Take the time to list out the specific responsibilities of the role, and what success looks like. This will allow the candidate to compare their skill set to your needs and decide if the position is right.

It will save time for everyone involved.

3. No information about working options

The future of work is flexible – and it's here to stay. Top talent wants to know what their work-life balance will look like if they receive employment. 

Today, most corporate workers can perform their duties from anywhere in the world with a wifi connection and take time off to ensure real-life responsibilities don't suffer.

Flexible work environments aren’t possible for all positions. But sharing your flexible options helps the candidate decide if your company will fit into their lives. 

Don’t label a role as ‘remote’ if it requires them to go into the office at all, even part-time. That’s what hybrid work is for.

4. Gendered language

Top Talent wants to work with an inclusive company – one that allows them to show up to work as their authentic self. 

Gendered language only attracts a certain kind of applicant. Take out any words that can be seen as cultural slang, like "rock star," "wizard," or "guru." 

Instead of using pronouns like "he" or "she," speak directly to your potential candidate in the job description by using second-person, "you." More gender-inclusive and more enticing for applicants.

5. No emphasis on DEI

A company that emphasizes diversity, equity, and inclusion practices will gain a much higher range of diverse, qualified candidates.

If you want your candidates to know your company champions DEI, the best thing you can do is tell them that in your job descriptions. 

Write a paragraph or two in the job description about your DEI initiatives and explain why DEI is important in your organization. 

You may wish to explicitly state that you encourage applicants to apply if they meet the minimum qualifications. This can keep applicants from self-selecting out of the process before even applying. 

6. Non-inclusive of age or disability

Thirty-five percent of workers were born before the internet. But we see more and more job descriptions with ageist language. 

We often see phrases like "digital natives," "young talent," and "go-getters." Organizations that do this miss out on applications from tenured professionals.

The same goes for candidates with disabilities. We suggest avoiding phrases like "must walk, stand, and lift 50lbs." If you must include such a statement, use more inclusive words like "must move, be upright, and hold up to 50lbs." 

7. Writing in the third person

We see job descriptions time and again written in the third person. Reading what "they" are looking for feels impersonal, to say the least.

Speak directly to your candidates like yourself, the representative behind the company. That will help candidates feel more comfortable and connected to you, their potential next employer.

Your path toward better hires

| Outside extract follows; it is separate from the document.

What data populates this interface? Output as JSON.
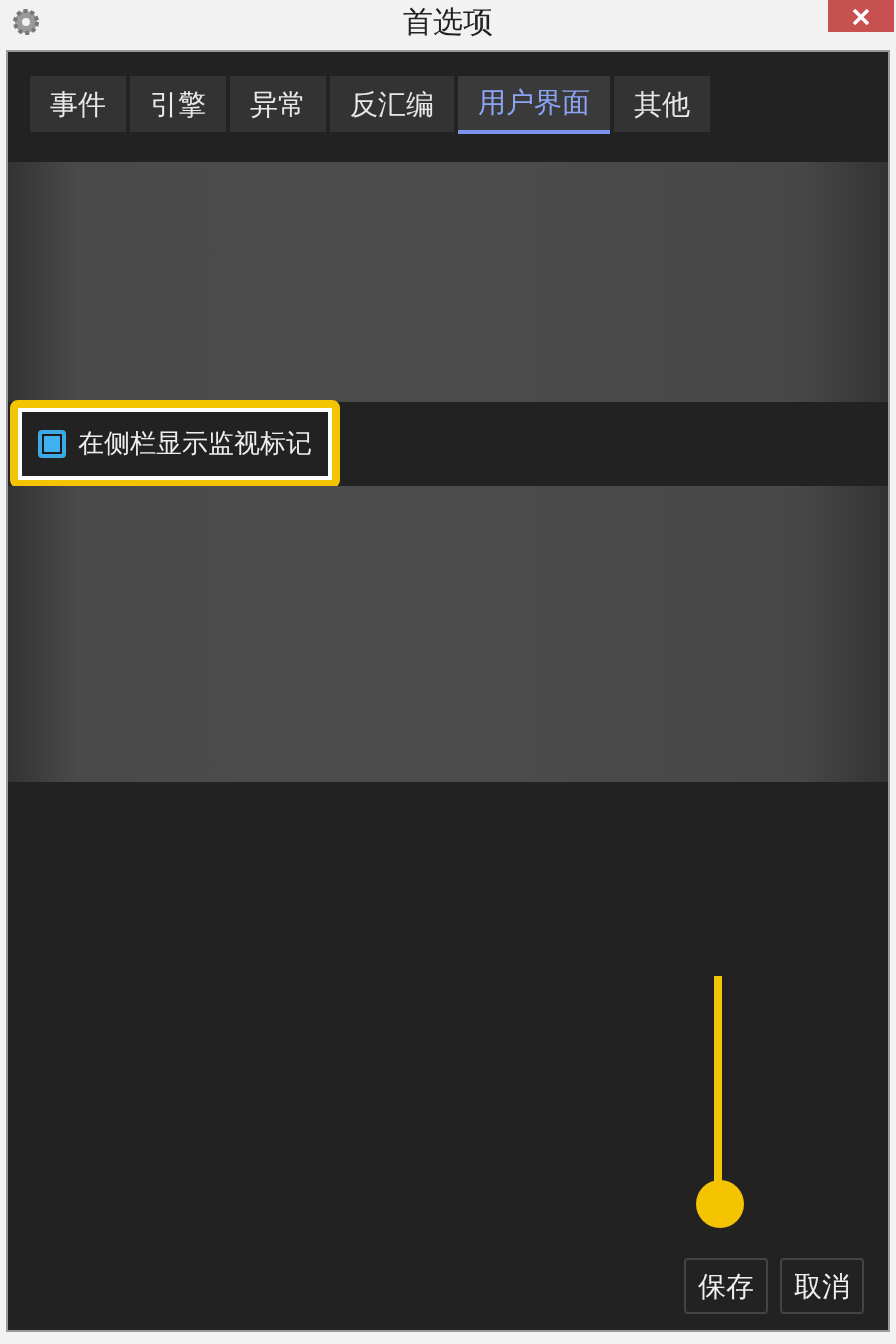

Following these tips will elevate your job descriptions and give you a chance to land to increase your applicants

Consider auditing your job descriptions before you post your next role. If you need help hiring top, diverse talent, schedule a demo and let us show how we can optimize your recruiting process.